• **Study material**:
"""

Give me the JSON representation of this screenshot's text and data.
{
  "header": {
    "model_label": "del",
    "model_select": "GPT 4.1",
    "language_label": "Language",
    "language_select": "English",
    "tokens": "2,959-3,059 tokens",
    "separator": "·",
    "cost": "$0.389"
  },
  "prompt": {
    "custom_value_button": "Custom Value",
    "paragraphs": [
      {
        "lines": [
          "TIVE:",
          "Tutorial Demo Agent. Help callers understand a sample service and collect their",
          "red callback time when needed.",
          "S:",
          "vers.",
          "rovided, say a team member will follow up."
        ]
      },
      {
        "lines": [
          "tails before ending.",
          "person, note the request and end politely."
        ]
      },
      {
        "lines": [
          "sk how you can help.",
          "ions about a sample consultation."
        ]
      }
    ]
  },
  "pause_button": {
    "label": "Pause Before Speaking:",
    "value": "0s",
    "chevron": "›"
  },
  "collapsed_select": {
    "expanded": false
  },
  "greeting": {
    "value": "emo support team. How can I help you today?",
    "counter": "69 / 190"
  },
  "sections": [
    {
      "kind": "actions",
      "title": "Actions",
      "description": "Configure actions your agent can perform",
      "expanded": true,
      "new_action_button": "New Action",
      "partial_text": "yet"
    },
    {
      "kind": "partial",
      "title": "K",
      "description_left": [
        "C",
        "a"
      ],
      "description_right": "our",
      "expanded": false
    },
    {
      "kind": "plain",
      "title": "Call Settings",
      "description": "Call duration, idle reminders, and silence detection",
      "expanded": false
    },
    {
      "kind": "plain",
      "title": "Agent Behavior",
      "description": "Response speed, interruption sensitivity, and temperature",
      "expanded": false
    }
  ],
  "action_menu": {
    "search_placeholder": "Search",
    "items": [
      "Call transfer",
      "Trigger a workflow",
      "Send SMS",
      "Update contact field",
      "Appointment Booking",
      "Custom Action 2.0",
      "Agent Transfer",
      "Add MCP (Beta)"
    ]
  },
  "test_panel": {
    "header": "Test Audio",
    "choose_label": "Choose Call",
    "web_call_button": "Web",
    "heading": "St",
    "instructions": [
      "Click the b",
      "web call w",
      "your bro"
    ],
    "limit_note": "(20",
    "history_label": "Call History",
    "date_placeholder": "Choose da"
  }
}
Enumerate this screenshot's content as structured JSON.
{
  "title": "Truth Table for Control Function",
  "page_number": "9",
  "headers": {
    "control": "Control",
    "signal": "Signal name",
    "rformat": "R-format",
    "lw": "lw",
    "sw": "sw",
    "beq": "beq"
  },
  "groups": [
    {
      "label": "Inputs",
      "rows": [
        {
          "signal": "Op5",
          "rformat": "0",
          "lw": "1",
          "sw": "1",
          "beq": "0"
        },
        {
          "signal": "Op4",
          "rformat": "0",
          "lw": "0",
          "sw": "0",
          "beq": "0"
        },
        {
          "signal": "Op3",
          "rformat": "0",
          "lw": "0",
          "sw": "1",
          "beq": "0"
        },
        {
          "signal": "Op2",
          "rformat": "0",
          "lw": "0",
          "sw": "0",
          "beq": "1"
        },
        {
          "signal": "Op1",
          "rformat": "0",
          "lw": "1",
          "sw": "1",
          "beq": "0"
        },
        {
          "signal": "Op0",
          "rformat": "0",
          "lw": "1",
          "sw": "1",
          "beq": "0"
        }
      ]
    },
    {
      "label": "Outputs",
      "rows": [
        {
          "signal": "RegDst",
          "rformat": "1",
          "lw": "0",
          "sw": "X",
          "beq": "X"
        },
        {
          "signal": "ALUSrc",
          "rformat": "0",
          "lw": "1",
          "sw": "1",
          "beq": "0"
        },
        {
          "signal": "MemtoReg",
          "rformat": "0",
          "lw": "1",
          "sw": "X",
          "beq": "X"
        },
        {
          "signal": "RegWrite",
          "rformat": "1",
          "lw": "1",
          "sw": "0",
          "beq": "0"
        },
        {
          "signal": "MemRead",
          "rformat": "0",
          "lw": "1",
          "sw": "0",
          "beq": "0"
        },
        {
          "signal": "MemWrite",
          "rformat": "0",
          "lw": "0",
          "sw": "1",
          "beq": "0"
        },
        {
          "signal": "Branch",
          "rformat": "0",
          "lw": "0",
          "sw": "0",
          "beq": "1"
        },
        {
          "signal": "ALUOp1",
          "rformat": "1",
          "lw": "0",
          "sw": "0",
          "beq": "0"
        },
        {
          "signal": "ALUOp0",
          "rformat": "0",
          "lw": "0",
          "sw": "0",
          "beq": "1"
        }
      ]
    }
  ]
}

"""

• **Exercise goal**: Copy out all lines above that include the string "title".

• **Task solution**:
      "title": "Actions",
      "title": "K",
      "title": "Call Settings",
      "title": "Agent Behavior",
  "title": "Truth Table for Control Function",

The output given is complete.